"All organized religions have a special challenge of resisting the tactics of division, such as forms of denominationalism and fundamentalism, which often fuel ethnic, racial, nationalist and regional strife, and so strengthen the powers of empire," the WCC et al fretted in Cuba. They were obliquely referring to the reality that Pentecostalism and conservative Roman Catholicism are sweeping the Global South, including Cuba, much to the consternation of the Religious Left, which struggles to find support outside declining Western seminaries or left-wing church bureaucracies.
The WCC et al incorporated some token Hindus and Muslims in their Cuban get together, to showcase the cause's supposedly universal appeal. "Justice movements require a new solidarity among religious groups and all peoples of conscience (secular and religious) and thus we affirm and honour the full multiplicity of spiritualities that enliven such movements," the communiqué enthused. There was a strong focus on "indigenous" peoples," who of course are among the "empire's" chief victims.
An official with the hosting World Alliance of Reformed Churches sagely observed: "Connecting with the struggle, resilience and vision of the Cuban people and the spiritualities of aboriginal peoples and various faith traditions brings fresh impetus in our struggle for justice." Meeting in Cuba was probably a catharsis for many Western ecclesiastics and seminary professors, so otherwise oppressed. Such freedom to speak their minds without fear!
"We are in Cuba, a country that approaches the celebration of 50 years of its revolution," was how the Western prelates opened their communiqué. "Cubans describe the present period as a 'Kairotic' passage, a time of crisis and opportunity." For the Religious Left over the last 40 years, "Kairos" moments are historic tipping points when the revolution appears to be on the cusp of consummation. So there is hope that true Marxism will prevail yet in Cuba! But there are struggles ahead. The religious communiqué bemoaned that Cuba's "earlier revolutionary successes in agrarian reform have been set back by the empire's brutal blockade." But gloriously, the undefeated Cuban proletariat is still pressing forward.
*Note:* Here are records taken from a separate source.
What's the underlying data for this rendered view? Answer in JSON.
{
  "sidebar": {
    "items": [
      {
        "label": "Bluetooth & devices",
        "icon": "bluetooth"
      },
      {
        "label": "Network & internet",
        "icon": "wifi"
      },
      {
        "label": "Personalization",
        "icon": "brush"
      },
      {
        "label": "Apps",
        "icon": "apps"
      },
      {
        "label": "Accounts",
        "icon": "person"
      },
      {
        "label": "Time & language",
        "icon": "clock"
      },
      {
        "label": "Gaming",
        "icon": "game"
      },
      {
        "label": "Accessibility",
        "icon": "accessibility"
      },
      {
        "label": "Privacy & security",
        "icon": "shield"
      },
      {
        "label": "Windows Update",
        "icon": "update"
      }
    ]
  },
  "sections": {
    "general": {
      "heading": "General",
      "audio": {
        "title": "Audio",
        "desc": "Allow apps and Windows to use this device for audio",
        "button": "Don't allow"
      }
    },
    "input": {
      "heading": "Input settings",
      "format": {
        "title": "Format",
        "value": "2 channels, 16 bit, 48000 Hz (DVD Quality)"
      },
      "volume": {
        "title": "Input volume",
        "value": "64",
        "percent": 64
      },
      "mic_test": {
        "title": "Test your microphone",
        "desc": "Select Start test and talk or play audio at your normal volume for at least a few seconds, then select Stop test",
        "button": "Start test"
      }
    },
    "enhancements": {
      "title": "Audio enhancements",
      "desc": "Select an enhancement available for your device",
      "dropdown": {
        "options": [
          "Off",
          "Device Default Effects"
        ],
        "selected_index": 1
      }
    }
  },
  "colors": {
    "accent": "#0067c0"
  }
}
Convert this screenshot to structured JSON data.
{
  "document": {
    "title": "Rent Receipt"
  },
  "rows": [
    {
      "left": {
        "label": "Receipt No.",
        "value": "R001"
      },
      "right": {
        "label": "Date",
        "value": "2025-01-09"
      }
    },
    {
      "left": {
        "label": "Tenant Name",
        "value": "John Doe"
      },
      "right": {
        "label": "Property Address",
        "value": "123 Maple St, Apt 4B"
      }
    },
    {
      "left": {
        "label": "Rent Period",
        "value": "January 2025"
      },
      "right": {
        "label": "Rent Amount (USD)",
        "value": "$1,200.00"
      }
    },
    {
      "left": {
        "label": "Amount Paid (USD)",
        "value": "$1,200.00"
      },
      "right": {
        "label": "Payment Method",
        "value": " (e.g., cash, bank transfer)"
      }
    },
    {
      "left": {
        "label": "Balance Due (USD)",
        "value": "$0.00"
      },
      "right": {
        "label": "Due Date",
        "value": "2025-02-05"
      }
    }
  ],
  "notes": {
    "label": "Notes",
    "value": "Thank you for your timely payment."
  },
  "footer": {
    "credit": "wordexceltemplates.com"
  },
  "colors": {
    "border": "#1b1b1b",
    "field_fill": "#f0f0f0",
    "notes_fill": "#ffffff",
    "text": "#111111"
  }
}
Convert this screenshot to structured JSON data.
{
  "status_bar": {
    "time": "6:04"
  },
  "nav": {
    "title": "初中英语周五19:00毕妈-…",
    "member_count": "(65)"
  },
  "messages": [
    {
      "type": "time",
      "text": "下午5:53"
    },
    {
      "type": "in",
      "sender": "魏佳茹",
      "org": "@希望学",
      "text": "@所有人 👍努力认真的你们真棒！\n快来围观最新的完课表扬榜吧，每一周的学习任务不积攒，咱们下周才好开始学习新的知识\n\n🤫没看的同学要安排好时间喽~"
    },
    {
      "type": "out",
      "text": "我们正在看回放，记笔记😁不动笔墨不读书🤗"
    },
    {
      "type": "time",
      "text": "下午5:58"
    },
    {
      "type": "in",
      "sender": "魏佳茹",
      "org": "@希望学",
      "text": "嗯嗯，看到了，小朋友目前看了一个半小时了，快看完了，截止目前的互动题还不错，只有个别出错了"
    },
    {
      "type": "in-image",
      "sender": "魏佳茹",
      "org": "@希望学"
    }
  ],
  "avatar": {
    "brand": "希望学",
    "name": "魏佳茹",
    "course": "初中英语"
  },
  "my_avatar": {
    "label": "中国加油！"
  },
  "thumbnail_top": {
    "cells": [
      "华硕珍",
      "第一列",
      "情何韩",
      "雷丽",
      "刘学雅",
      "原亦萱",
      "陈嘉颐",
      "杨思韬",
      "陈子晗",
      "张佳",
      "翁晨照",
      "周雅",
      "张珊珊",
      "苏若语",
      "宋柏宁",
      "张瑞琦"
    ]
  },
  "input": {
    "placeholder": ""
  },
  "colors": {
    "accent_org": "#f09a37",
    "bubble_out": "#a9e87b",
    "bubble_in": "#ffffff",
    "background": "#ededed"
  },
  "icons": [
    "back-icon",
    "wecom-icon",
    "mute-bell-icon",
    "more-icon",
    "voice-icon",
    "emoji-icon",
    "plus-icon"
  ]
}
Of course, the Religious Left communiqué denounced the American "empire's worldwide 'war on terror,'" which has "created a virulent form of Islamophobia that compounds other related racisms." The WCC et al insisted that "emergent spiritualities must stand with our Muslim sisters and brothers and work with them for a more just world for all peoples."
The Religious Left communiqué urged "positive values that can energize and focus revolutionary change" and invited leaders of the arts around the world to join in "strengthening the spiritualities that can resist regimes of injustice." Naturally, such oppressive regimes do not include Fidel Castro's communist dictatorship. The targeted regimes that the Religious Left has in mind are the ones that were actually elected by their populations. Apparently such democratic governments are merely tools of "colonization, racism and patriarchy," and puppets of the "empire."
That remnants of the Religious Left are still spouting such anachronisms in even in the year 2008 should not be altogether surprising. That they should do so in Fidel Castro's Cuba, which has become the ossified Disneyworld for unreconstructed Marxists, is perfectly appropriate.
Mark D. Tooley directs the United Methodist committee at the Institute on Religion and Democracy in Washington, D.C.